Stimulus Updates and Resources

'The average benefit will be about $6,300' per family under the American Rescue Plan, expert says

"The proposal would increase the Child Tax Credit for three-quarters of all families."


President Joe Biden signed the $1.9 trillion Covid-19 relief package into law Thursday afternoon. Under the American Relief Plan Act, "the average benefit will be about $6,300," for families, according to Elaine Maag, a principal research associate at the Urban-Brookings Tax Policy Center, who cited the center's recent report.

The relief bill, which includes another round of $1,400 stimulus checks, also includes tax breaks designed to help more families cope with the pandemic. Stimulus checks could start hitting bank accounts "as soon as this weekend," White House Press Secretary Jen Psaki said during a press conference Thursday. The bill will also deliver an advance on tax credits directly to American families in the next few months.

Here's how much money families could receive from three of the proposals in the American Rescue Plan recently signed into law.

Child Tax Credit: Up to $3,600 per child

One of the American Rescue Plan's measures is the expansion of the Child Tax Credit. The package institutes a fully refundable Child Tax Credit for 2021 and increases the maximum amount to $3,000 per child ages 6 to 17 and $3,600 annually for children under the age of 6.

This is a major increase from the prior Child Tax Credit, which only provided an annual maximum of $2,000 per child from birth through age 16.

When Democrats introduced the plan, they outlined a proposal to send the cash out to families monthly. The timeline for sending money out is still unclear, but experts believe the credit would reach families this summer.

"The intent is certainly to try to deliver at least a portion of the Child Tax Credit in 2021 rather than when you file your 2021 return, so my guess is they hope to get half of your CTC to you in 2021 and half would come when you file your tax return," next spring, says Maag.

Tax credits vs deductions: Here's the difference

Video by Stephen Parkhurst
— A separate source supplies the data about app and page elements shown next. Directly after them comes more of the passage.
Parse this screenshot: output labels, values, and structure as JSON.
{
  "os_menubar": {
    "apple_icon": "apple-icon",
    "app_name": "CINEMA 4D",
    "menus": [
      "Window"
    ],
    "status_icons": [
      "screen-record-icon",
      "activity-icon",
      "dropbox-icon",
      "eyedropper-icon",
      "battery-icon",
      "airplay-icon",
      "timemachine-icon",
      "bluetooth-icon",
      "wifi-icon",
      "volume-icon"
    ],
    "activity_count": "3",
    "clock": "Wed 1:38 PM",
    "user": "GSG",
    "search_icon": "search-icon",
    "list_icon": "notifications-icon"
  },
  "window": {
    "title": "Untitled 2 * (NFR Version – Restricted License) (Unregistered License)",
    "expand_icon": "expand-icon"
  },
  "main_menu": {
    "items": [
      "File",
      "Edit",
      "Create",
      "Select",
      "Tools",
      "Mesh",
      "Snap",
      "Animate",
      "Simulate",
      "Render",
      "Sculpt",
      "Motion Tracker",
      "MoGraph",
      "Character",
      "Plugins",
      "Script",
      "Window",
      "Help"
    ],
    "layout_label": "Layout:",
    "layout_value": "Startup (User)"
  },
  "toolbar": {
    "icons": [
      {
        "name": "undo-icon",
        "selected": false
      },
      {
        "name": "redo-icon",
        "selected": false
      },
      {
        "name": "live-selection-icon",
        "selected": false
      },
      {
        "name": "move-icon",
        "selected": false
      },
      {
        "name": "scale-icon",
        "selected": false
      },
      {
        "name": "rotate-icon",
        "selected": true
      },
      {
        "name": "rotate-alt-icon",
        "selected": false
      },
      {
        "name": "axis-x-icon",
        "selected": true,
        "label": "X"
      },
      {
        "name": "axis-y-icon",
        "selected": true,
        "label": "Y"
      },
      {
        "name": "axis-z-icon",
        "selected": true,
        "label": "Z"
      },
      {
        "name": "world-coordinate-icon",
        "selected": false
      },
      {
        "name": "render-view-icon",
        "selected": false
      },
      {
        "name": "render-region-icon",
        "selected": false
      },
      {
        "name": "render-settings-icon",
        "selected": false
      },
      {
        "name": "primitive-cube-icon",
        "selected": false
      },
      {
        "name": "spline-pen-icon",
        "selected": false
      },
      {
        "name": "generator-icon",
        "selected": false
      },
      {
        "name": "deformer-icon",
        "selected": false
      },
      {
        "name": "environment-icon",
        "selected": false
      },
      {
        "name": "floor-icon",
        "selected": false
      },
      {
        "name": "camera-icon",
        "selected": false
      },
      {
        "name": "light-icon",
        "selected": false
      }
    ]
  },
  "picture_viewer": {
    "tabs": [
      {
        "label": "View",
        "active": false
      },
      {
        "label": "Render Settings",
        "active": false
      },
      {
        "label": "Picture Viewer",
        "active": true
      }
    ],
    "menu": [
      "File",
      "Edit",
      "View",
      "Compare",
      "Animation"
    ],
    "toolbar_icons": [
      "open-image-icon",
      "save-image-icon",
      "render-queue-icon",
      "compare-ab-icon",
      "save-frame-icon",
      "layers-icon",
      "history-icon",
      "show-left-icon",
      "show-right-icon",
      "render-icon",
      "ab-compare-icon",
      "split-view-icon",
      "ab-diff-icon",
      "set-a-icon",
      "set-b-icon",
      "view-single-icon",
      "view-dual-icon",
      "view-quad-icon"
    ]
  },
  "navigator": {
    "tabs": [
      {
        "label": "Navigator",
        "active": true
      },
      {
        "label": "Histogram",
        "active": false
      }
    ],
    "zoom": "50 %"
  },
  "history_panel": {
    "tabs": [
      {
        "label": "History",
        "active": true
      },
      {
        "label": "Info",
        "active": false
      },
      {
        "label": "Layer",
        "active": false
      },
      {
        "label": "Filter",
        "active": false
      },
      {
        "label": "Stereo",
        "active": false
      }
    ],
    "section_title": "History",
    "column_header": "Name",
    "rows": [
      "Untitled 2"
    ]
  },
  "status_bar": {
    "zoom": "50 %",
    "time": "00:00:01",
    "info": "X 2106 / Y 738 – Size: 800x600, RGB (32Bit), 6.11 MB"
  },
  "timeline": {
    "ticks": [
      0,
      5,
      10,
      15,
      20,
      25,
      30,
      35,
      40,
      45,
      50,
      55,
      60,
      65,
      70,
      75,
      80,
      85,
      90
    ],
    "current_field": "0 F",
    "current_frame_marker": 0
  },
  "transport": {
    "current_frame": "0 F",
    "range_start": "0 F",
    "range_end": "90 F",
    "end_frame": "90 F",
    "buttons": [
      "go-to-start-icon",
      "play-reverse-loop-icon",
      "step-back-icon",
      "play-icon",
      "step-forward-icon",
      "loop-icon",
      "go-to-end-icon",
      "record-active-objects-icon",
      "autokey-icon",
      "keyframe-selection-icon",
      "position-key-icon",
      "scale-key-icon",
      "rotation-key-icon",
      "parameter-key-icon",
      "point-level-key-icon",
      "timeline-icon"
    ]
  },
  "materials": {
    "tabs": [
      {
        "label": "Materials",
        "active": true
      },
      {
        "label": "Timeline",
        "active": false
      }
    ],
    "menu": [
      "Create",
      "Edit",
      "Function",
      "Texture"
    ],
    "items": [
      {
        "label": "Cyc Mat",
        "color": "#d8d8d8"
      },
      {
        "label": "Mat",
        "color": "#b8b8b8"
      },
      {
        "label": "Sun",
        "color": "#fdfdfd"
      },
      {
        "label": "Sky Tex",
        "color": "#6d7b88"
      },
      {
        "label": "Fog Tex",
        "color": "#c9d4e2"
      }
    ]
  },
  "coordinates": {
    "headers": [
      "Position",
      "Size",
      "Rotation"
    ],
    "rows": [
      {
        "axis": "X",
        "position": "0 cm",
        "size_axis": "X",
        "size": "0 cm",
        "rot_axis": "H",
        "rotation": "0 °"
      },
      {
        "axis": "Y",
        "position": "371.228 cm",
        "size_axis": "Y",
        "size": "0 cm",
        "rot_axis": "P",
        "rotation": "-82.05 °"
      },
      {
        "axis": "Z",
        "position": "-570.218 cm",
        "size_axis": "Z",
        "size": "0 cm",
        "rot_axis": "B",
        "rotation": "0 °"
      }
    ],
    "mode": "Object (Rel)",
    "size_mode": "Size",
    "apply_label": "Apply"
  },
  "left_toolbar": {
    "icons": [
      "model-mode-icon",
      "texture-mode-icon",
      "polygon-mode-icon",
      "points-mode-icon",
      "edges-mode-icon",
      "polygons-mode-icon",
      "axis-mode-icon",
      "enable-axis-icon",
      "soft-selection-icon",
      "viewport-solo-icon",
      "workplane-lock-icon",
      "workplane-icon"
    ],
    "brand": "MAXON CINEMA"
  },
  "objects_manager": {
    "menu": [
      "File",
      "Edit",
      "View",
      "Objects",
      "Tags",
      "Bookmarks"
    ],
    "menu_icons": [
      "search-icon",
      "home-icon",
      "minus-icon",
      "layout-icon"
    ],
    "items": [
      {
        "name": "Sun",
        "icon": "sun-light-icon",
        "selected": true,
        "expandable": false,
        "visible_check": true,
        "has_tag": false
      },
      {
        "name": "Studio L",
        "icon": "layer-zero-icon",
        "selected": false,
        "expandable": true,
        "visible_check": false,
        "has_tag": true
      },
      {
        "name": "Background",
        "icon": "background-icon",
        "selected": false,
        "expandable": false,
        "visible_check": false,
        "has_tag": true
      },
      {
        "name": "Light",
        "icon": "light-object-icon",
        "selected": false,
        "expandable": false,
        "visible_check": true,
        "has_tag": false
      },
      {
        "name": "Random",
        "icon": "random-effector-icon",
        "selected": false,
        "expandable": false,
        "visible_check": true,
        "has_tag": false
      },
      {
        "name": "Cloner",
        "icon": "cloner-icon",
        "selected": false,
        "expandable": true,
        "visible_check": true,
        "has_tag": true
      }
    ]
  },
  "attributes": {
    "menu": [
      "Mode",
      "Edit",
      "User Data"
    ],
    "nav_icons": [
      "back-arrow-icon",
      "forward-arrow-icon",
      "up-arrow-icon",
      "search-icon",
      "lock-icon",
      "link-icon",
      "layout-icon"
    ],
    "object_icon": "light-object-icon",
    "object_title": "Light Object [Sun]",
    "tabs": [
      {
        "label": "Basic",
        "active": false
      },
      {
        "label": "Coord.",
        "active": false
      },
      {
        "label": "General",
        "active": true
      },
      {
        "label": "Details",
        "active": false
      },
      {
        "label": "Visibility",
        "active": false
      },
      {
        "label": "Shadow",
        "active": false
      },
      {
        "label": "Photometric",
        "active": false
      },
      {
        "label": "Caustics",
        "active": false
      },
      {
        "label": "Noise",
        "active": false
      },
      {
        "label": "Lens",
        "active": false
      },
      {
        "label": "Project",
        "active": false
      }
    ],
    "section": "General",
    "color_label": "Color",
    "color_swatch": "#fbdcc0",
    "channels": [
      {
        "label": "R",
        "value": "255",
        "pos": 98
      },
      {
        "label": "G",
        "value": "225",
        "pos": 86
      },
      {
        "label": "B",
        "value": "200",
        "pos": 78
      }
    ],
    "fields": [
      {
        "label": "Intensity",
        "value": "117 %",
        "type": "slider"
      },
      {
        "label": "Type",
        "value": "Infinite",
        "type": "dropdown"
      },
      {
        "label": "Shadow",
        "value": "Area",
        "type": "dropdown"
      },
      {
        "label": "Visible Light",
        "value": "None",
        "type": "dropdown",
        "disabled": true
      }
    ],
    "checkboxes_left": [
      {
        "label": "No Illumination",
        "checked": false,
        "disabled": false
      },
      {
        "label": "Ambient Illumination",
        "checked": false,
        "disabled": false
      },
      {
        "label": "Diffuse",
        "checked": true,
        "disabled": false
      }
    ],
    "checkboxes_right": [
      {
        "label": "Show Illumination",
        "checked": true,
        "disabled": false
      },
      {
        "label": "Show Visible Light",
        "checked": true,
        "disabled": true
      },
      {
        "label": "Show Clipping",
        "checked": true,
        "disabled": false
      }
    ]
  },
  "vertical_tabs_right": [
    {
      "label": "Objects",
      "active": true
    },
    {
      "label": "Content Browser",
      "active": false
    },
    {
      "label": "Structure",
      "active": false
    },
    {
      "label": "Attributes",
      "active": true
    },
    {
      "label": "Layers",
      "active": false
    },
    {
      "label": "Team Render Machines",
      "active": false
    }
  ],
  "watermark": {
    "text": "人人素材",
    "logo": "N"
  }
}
The change in tax law means many more Americans would receive aid. "We estimate that the proposal would increase the Child Tax Credit for three-quarters of all families," says Maag.

The credit outlined in the bill is temporary and would only allow eligible families to claim the additional cash for 2021.

Use the calculator below to find out how much your family could potentially get.  

Child and Dependent Care Tax Credit: Up to $8,000

The American Rescue Plan also includes a refundable Child and Dependent Care Tax Credit, which could help Americans claim thousands of additional dollars to offset the costs of child care.

The plan would provide a credit of up to $4,000 for one child or $8,000 for two or more children. Previous IRS limits were $3,000 and $6,000, respectively. To qualify, you must pay for child care in order for you and your spouse to work, and your child must be under the age of 13.

Families making less than $125,000 per year would be entitled to the full credit, while families making between $125,000 and $400,000 would receive a partial credit.

The fact that the tax credit is refundable "will allow access to very low-income families" and help make sure even those who don't owe a lot in taxes can benefit, says Maag.

Stimulus checks for more dependents: Up to $1,400

More American families may also benefit from changes in dependent eligibility now that a third round of stimulus checks have been approved.

Unlike with previous checks, the American Rescue Plan makes dependents over age 16 eligible for aid. That means parents or caretakers who claim a dependent on their taxes who is older than 16 would receive a check for $1,400 per dependent.

The full per-dependent check will only be paid out to families who qualify based on their adjusted gross income reported on their most recent tax return.

Individuals with up to $75,000 in adjusted gross income will qualify for full payments, as well as heads of household earning up to $112,500 and married couples who file jointly with up to $150,000.

The checks would be reduced for incomes above those thresholds, and capped at $80,000 in income for single filers, $120,000 for heads of household, and $160,000 for joint filers.

Expanded eligibility could mean 26 million more people would be entitled to a payment, according to an estimate from the American Enterprise Institute.

More from Grow: